Record excerpts: Begin

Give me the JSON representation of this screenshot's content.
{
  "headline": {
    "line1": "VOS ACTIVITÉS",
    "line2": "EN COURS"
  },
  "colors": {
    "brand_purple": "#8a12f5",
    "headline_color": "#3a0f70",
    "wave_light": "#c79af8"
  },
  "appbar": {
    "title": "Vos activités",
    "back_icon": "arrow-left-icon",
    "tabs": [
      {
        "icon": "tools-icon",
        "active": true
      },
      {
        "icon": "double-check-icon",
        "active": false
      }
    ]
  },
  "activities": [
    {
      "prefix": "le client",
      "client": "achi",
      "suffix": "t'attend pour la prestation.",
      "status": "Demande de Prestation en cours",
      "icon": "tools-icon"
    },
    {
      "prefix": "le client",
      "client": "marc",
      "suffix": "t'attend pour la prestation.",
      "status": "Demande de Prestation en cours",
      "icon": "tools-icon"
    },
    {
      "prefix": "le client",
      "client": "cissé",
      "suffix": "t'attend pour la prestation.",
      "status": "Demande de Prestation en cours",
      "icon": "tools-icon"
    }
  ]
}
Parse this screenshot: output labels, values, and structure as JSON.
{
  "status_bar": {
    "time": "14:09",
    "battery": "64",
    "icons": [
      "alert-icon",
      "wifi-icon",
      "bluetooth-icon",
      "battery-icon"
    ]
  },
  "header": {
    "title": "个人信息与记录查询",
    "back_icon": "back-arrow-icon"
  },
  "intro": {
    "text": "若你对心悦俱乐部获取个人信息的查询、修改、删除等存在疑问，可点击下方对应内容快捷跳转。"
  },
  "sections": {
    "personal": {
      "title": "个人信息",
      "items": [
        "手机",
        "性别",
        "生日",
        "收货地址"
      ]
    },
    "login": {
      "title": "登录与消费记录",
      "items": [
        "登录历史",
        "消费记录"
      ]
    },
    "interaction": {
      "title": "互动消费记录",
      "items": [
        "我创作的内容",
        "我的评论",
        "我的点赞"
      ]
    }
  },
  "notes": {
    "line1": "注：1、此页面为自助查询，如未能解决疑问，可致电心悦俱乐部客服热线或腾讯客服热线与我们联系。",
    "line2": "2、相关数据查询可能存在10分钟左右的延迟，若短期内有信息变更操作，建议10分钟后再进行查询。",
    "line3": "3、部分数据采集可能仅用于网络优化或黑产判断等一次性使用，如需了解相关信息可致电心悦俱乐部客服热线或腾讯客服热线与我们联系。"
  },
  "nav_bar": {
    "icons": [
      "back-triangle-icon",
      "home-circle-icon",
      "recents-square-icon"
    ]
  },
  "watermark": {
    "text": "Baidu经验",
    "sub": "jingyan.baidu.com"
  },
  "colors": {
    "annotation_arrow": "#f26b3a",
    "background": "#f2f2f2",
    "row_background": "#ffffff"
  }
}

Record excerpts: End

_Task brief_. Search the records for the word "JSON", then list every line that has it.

_Response to the exercise_.
Give me the JSON representation of this screenshot's content.
Parse this screenshot: output labels, values, and structure as JSON.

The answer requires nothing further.